Aileen Ryan Shares Insights on RAIN RFID Market Development!
RAIN RFID is booming: despite the semiconductor shortage, 30 billion RAIN RFID tag ICs were sold in 2021 – a 36% increase over the previous year. According to VDC Research, this number is expected to rise to 88.5 billion by 2028. Significant support for the proliferation of the specific passive ultra-high frequency (UHF) RFID technology is provided by the industry alliance RAIN Alliance. Recently appointed President and CEO Aileen Ryan talks about RAIN RFID adoption, use cases and trends in an interview with "RFID & Wireless IoT Global".
Aileen Ryan: Inventory management is currently one of the leading use cases for RAIN RFID. However, we are seeing rapid technology adoption in logistics and transportation. The tracking of returnable shipping containers in the automotive, aerospace and aviation industries is on the rise. I think we'll hear more about these applications very soon, in addition to healthcare applications such as OR inventory management and patient identification. These use cases are increasingly coming to the forefront.
2. What are the latest developments regarding passive UHF RFID tags?
Ryan: We are seeing a proliferation of RAIN RFID with different inlays that have unique technical requirements. This trend continues as new use cases are constantly being designed with immediate responses from the industry. One example is tire manufacturing. Tags embedded in tires must withstand certain chemical environments, temperature fluctuations and different rotational characteristics throughout their lifecycle.
3. What is the connection between RAIN RFID and sustainability?
Ryan: The topic of sustainability and environmental protection is receiving more attention. RAIN RFID plays a crucial role in this for a wide range of applications, such as waste prevention. Items like electric vehicle batteries or clothing items for example are tagged in production and tracked throughout their lifecycle, right through to disposal and recycling processes. In terms of inlays, production is shifting from PET to paper. Manufacturers are also evaluating the use of copper and nano inks, as well as more environmentally friendly alternatives.
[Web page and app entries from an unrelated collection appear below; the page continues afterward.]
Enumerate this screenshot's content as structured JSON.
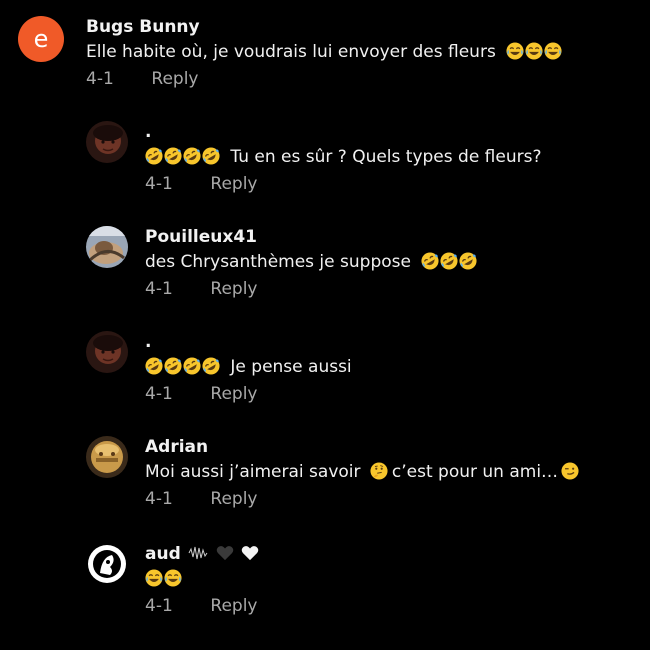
{
  "comments": [
    {
      "username": "Bugs Bunny",
      "avatar_letter": "e",
      "avatar_color": "#f05a28",
      "text": "Elle habite où, je voudrais lui envoyer des fleurs",
      "trailing_emojis": [
        "face-with-tears-of-joy",
        "face-with-tears-of-joy",
        "face-with-tears-of-joy"
      ],
      "date": "4-1",
      "reply_label": "Reply"
    },
    {
      "username": ".",
      "leading_emojis": [
        "rolling-on-floor-laughing",
        "rolling-on-floor-laughing",
        "rolling-on-floor-laughing",
        "rolling-on-floor-laughing"
      ],
      "text": "Tu en es sûr ? Quels types de fleurs?",
      "date": "4-1",
      "reply_label": "Reply"
    },
    {
      "username": "Pouilleux41",
      "text": "des Chrysanthèmes je suppose",
      "trailing_emojis": [
        "rolling-on-floor-laughing",
        "rolling-on-floor-laughing",
        "rolling-on-floor-laughing"
      ],
      "date": "4-1",
      "reply_label": "Reply"
    },
    {
      "username": ".",
      "leading_emojis": [
        "rolling-on-floor-laughing",
        "rolling-on-floor-laughing",
        "rolling-on-floor-laughing",
        "rolling-on-floor-laughing"
      ],
      "text": "Je pense aussi",
      "date": "4-1",
      "reply_label": "Reply"
    },
    {
      "username": "Adrian",
      "text_before": "Moi aussi j’aimerai savoir",
      "middle_emoji": "thinking-face",
      "text_after": "c’est pour un ami…",
      "trailing_emojis": [
        "smirking-face"
      ],
      "date": "4-1",
      "reply_label": "Reply"
    },
    {
      "username": "aud",
      "username_decorations": [
        "waveform-glyph",
        "black-heart",
        "white-heart"
      ],
      "text_emojis": [
        "face-with-tears-of-joy",
        "face-with-tears-of-joy"
      ],
      "date": "4-1",
      "reply_label": "Reply"
    }
  ]
}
4. Let's talk about the combination of UHF and sensor technology. How important is this trend?
Ryan: The use of temperature and humidity sensors, especially in combination with RAIN RFID tags, is gaining traction. We are seeing these combined sensing and RAIN RFID systems being used to transport temperature-sensitive pharmaceuticals. This includes vaccines in particular, as this use case is especially prominent after three years of Covid. However, not only the pharmaceutical industry, but also the food industry relies on such a solution for temperature control during transport.
Overall, I think RAIN RFID is a complementary technology that is often used in conjunction with other IoT technologies. It also facilitates the deployment of other technologies such as robotics or optical systems in quick commerce, grab-and-go retail, and logistics.
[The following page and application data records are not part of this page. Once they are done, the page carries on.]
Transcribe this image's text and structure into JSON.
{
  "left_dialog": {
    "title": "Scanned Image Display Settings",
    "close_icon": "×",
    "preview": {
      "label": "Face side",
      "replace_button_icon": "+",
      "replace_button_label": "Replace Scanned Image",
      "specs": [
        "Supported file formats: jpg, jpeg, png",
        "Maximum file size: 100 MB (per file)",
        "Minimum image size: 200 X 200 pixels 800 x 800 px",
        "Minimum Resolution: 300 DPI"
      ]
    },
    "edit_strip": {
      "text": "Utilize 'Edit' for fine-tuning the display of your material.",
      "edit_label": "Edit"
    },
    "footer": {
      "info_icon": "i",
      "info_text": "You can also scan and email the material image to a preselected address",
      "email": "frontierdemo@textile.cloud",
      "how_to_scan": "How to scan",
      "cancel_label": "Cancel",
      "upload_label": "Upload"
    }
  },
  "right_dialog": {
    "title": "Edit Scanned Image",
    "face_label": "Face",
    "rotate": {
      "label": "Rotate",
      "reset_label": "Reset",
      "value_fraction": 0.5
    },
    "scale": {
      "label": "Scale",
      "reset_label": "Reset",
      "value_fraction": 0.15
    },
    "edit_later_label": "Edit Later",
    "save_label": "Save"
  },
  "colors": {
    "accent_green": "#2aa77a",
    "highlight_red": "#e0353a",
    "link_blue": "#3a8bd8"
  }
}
5. How is the RAIN Alliance helping to break down barriers to technology adoption?
Ryan: The RAIN Alliance, like many other industry associations, is focused on the concept of working groups. They bring together members interested in the same sector and, in particular, challenges within a sector. Examples include the Healthcare, Smart Road Transport and Sustainability working groups. These help members keep track of the latest developments, network with each other and collaborate.
Networking around specific goals with other organizations and end users is a focus of the RAIN Alliance. Knowledge exchange takes place via the website or events. A few years ago the RAIN Alliance published the e-book "What is RAIN RFID", a framework for end users who are thinking about starting a RAIN RFID project.
6. What is currently the biggest challenge in terms of technology adoption?
Ryan: One of the focus topics of the RAIN Alliance is the tag clutter concept. The term refers to the concept when a reader sends out a signal and every RAIN RFID tag in the environment responds. There are tags that do not use the GS1 or ISO tag identification system. This causes confusion in the market. In terms of technology adoption, RAIN Alliance and GS1 are very aware of the tag clutter challenge. We are working together to reduce tag clutter, especially considering the potentially explosive increase in tag numbers that awaits us in the future.